What you need to do:
Set down the final stretch of the data, from the line that holds "What data populates" through the last line, both included, with pictures left out.

Website and app data records:
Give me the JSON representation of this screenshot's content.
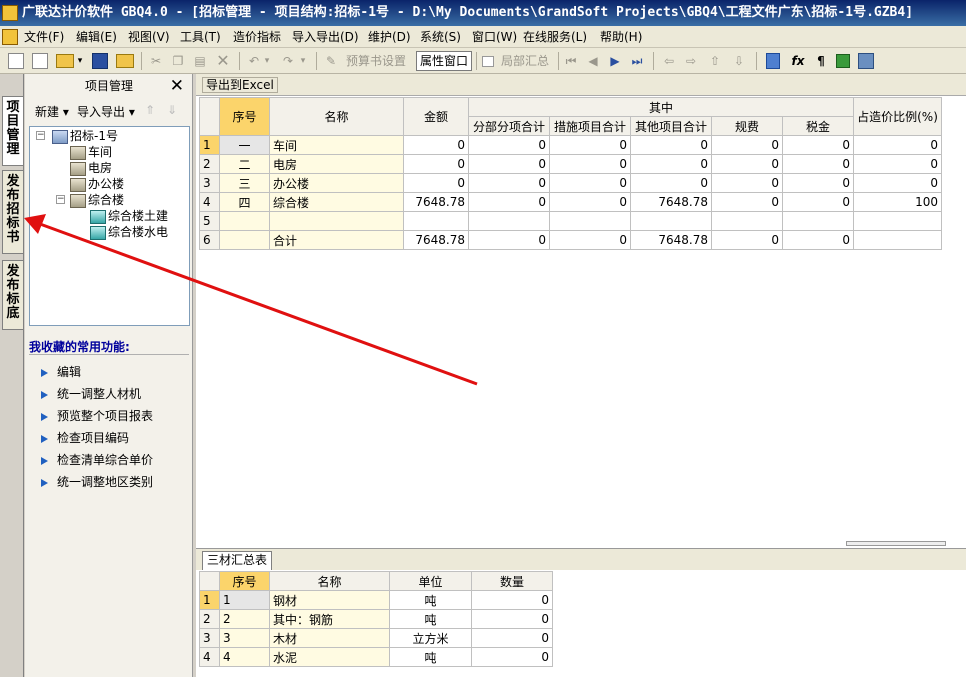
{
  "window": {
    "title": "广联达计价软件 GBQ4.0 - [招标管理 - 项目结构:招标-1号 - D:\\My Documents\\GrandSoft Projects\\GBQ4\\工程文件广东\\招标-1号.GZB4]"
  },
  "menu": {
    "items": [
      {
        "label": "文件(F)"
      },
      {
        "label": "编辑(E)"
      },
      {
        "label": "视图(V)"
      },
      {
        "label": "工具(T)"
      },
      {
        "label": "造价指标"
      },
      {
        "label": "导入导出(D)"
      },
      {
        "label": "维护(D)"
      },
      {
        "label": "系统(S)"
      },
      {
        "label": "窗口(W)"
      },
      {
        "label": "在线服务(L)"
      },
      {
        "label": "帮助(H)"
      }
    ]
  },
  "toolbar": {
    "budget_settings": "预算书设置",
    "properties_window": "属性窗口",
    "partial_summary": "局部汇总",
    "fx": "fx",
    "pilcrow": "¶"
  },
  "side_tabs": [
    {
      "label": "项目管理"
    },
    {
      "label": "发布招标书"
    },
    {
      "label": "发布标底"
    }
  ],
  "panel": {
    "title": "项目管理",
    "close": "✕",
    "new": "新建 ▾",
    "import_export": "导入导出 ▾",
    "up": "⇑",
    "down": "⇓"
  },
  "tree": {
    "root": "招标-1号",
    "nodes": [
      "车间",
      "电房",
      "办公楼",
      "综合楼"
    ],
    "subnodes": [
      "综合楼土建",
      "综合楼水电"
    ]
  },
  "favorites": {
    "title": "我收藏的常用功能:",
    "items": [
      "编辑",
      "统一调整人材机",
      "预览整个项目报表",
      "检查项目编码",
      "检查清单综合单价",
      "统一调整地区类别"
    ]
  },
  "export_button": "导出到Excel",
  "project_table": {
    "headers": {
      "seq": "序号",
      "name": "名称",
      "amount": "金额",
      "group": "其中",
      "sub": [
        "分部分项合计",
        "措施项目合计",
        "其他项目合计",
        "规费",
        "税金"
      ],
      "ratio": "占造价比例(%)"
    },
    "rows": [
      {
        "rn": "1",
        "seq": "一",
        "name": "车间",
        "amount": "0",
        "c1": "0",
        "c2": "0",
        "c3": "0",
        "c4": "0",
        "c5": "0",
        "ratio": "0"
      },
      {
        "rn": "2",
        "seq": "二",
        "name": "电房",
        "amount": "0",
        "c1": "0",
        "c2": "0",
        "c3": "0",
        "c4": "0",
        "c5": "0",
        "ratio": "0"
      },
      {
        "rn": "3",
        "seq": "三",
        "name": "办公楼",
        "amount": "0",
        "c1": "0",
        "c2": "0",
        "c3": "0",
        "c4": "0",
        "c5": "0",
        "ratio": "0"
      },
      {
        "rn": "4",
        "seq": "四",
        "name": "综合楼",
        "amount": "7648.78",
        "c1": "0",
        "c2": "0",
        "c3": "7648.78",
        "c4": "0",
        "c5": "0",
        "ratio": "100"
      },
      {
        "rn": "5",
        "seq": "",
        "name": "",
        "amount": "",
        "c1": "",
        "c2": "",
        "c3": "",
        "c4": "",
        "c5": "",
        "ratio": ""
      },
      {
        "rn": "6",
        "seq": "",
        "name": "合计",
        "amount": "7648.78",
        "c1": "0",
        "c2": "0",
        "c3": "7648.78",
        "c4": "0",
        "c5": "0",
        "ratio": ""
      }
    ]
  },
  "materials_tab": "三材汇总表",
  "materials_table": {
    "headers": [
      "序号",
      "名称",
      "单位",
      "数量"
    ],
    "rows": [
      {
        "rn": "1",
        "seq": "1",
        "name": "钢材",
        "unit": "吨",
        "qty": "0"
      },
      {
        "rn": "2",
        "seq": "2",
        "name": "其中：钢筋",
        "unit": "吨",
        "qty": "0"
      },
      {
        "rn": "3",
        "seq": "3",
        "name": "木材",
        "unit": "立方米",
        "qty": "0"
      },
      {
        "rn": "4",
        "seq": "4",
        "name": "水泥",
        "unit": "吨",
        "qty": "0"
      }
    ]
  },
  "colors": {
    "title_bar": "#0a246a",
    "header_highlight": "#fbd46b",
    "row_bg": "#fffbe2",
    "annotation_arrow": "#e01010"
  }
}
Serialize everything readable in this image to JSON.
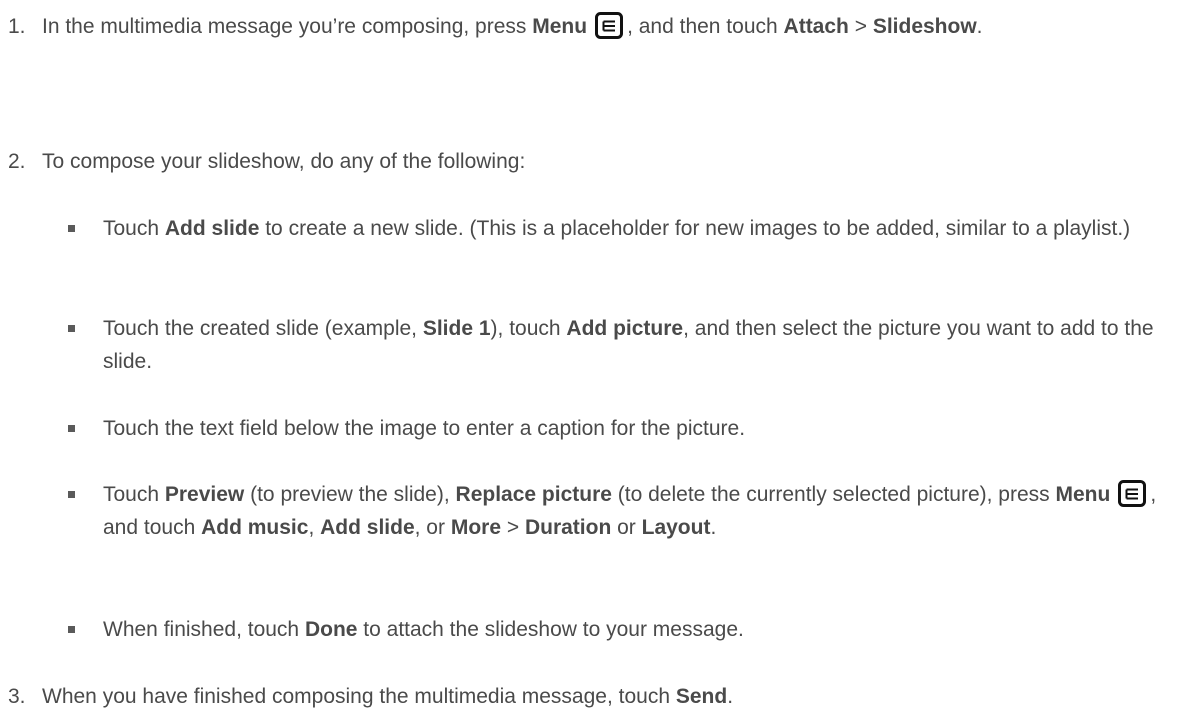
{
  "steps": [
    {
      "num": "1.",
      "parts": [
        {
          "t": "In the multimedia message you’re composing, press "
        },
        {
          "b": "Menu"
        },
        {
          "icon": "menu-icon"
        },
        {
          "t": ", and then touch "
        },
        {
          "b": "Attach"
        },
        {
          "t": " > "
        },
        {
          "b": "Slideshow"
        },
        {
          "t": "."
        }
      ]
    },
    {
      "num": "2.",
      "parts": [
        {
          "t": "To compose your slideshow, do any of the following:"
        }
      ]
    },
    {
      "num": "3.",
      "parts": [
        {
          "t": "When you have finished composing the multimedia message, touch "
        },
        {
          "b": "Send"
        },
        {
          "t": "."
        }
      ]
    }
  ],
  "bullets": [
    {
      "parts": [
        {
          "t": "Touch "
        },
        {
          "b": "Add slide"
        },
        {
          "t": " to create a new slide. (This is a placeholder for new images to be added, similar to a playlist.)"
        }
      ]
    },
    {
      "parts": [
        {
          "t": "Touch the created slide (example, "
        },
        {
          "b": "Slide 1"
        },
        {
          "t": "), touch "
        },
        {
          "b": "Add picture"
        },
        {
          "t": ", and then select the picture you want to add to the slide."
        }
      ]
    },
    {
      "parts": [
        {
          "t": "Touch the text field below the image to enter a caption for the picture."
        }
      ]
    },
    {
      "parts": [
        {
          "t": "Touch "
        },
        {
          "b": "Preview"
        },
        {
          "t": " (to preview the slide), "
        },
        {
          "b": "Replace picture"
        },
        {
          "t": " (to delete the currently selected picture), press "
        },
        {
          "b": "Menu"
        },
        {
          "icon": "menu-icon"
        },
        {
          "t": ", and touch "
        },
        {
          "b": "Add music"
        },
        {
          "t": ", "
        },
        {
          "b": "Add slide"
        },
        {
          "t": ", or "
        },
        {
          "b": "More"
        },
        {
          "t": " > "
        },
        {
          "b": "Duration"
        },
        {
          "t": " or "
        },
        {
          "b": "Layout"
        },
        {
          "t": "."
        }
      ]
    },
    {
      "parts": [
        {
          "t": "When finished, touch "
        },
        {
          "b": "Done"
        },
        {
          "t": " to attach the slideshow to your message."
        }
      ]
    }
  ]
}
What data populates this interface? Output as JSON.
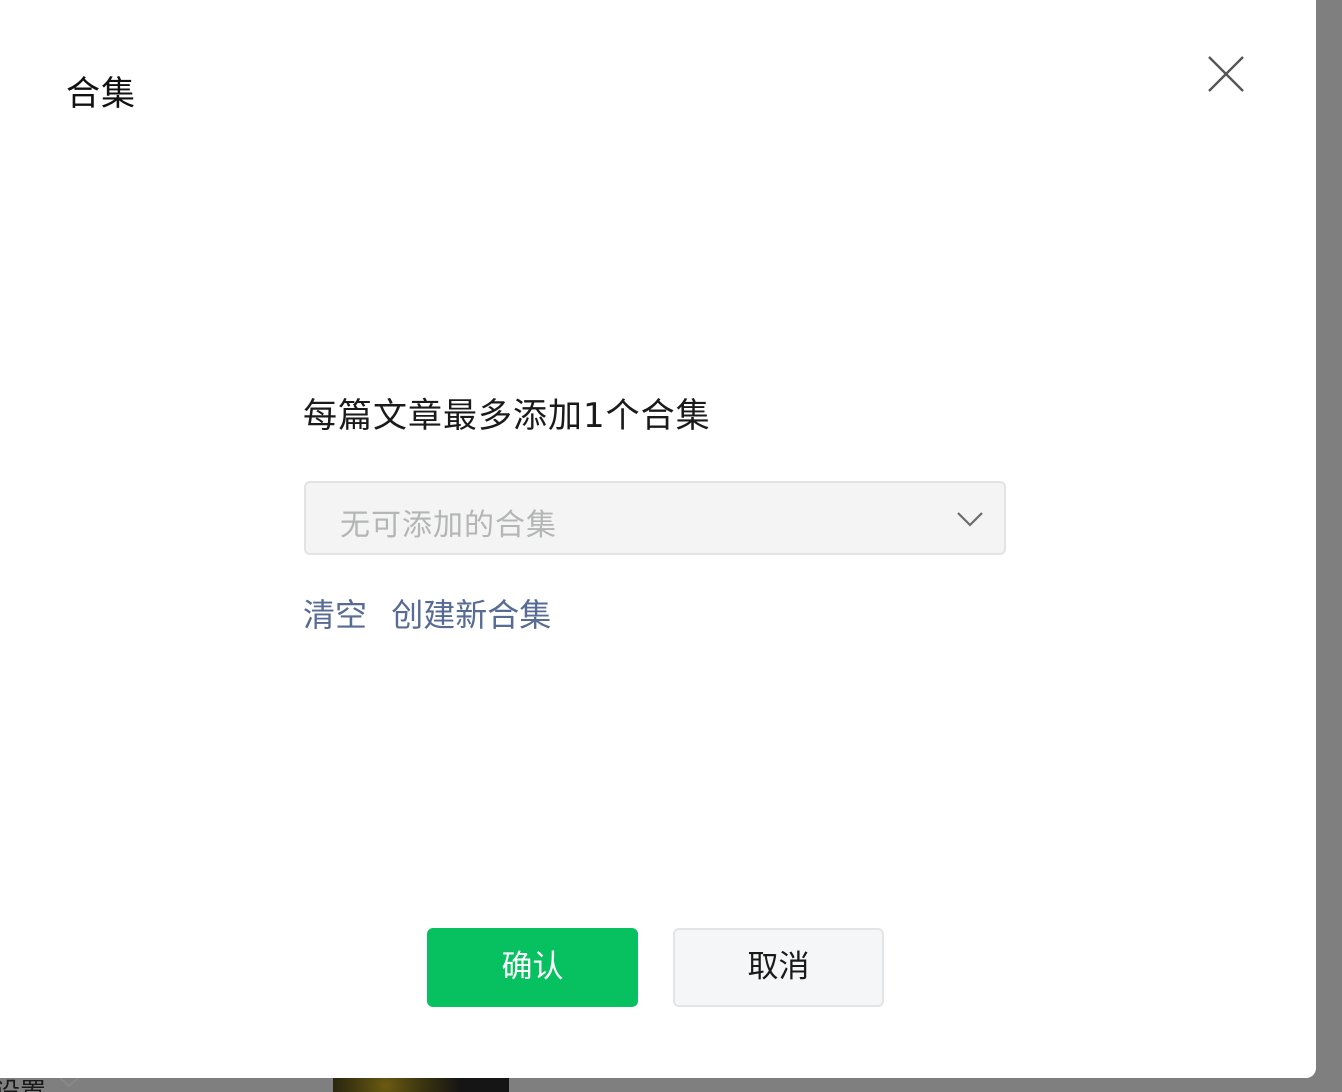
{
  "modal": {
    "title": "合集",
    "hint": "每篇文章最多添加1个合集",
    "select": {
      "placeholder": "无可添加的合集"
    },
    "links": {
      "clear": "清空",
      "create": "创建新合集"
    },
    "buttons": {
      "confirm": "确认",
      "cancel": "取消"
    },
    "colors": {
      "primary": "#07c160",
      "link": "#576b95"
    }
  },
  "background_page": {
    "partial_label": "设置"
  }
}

Written response:
What data populates this interface? Output as JSON.
{
  "modal": {
    "title": "合集",
    "hint": "每篇文章最多添加1个合集",
    "select": {
      "placeholder": "无可添加的合集"
    },
    "links": {
      "clear": "清空",
      "create": "创建新合集"
    },
    "buttons": {
      "confirm": "确认",
      "cancel": "取消"
    },
    "colors": {
      "primary": "#07c160",
      "link": "#576b95"
    }
  },
  "background_page": {
    "partial_label": "设置"
  }
}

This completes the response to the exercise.